David said: "He was completely unconscious and had tubes and wires linked to machines. I was terrified. It was only then that I realised just how serious the situation was.
"I was told his survival chances were 50-50. We are very grateful for all the support he has received in helping him get better."
David warns against the dangers of complacency when abroad and said: "Make sure you get travel insurance. It probably saved my son's life."
Paul said: "I'm not really angry. I try to remain as positive as I can."
Instead he concentrates all his efforts on his recovery. He said: "There is no plateau and I am at the right age to keep improving."
In the meantime he will follow his beloved Newcastle United, watching every televised game and heading over to St James's whenever he can.
He said: "We have the best team in that league. I just hope we get promoted straight away so we don't lose our best players."

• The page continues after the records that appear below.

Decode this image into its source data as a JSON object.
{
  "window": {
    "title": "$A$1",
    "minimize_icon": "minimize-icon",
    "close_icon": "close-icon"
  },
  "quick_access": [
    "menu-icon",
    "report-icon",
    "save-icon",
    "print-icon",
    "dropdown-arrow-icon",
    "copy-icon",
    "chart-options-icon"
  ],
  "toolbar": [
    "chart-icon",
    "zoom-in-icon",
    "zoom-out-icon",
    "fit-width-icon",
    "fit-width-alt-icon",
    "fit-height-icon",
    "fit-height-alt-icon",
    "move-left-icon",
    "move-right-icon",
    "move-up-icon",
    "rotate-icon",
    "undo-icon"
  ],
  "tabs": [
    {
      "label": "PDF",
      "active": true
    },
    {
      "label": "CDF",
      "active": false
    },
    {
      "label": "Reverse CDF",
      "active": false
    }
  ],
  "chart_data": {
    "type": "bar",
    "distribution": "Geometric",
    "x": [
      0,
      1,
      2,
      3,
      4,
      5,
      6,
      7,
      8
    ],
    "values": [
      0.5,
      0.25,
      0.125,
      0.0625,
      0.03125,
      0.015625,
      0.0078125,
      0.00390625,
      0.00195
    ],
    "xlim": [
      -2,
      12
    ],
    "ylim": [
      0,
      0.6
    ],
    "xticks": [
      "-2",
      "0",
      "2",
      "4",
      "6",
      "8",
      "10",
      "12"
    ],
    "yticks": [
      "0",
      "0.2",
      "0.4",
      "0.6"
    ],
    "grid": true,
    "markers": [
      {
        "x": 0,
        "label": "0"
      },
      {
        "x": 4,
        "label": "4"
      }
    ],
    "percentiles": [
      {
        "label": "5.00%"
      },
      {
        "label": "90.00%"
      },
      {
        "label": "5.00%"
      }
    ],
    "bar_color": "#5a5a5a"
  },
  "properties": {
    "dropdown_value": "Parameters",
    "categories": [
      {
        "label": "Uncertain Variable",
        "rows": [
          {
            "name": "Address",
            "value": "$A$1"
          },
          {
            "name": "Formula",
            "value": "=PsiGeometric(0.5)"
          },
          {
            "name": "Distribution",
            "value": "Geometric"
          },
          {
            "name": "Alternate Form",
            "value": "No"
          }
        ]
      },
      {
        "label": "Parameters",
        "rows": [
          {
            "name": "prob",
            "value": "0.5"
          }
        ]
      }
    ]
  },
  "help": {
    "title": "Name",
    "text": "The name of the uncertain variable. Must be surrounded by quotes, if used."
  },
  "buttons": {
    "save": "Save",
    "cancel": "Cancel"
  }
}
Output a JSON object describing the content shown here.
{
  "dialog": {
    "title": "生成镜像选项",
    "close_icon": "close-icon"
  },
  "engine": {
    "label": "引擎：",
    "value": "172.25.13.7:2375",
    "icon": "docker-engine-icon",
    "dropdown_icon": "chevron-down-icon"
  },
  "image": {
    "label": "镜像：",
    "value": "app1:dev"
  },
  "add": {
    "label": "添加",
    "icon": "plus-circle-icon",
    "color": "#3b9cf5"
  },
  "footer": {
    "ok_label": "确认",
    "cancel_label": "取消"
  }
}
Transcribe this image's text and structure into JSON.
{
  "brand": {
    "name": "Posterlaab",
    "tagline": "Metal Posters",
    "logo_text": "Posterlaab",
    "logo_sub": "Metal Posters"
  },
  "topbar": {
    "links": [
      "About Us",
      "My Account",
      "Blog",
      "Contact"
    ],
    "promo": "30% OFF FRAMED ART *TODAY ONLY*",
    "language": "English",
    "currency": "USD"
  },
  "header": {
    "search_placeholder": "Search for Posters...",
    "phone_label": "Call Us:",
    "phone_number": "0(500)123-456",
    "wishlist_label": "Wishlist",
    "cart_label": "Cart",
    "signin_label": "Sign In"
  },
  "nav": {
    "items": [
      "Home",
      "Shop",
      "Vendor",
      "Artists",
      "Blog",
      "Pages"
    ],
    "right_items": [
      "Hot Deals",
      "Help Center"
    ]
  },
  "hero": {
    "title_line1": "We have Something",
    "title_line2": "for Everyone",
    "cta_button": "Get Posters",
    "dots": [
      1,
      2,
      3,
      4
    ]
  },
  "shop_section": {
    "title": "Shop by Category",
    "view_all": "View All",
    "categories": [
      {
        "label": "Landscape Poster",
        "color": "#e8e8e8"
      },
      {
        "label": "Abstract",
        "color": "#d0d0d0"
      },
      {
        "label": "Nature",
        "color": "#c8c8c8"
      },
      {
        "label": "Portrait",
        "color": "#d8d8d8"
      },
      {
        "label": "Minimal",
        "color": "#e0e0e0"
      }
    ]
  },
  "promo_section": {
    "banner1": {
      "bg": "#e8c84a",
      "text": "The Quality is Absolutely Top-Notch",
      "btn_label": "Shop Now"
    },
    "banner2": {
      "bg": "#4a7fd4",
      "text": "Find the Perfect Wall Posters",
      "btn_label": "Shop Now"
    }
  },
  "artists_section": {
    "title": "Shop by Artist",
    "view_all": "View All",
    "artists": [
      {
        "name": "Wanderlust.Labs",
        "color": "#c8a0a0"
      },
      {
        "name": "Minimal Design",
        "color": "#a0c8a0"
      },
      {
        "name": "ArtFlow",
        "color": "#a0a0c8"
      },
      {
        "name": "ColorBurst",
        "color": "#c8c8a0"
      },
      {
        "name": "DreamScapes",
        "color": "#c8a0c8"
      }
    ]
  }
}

Hopefully one day he will be able to walk over to the ground himself and buy a few beers with his physiotherapy pay packet.
Given Paul's winning determination, it's only a matter of when rather than if.
Support scheme IN 2008 Chase Park Rehabilitation Centre pioneered a pilot outreach scheme to support patients returning home.
The initiative has extended its rehabilitation and support services beyond its doors to bridge the gap back into the community. The Pathways to Opportunity scheme has enabled patients to have the continuity of specialist rehabilitation services, giving them the confidence to move home and the support once they are there.
Les Holmes of Blaydon, Gateshead, suffered a rare spinal stroke and spent eight months in the centre before being transferred home with support from the facility.
Mr Holmes said: "Chase Park was the stepping stone to getting me to go home.
"I had more freedom and gained my independence while I was there which gave me the confidence to do things like take the bus."
PLANS - Paul suffered brain damage when his drink was spiked on holiday. He is now planning to become a physiotherapist HUGE PROGRESS - Paul Belk is learning to walk again at Chase Park with the help of physiotherapists Sarah Flegg and Andrew Harlow. He was initially told he would never walk again. HUGE PROGRESS - Paul Belk is learning to walk again at Chase Park with the help of physiotherapists Sarah Flegg and Andrew Harlow. He was initially told he would never walk again.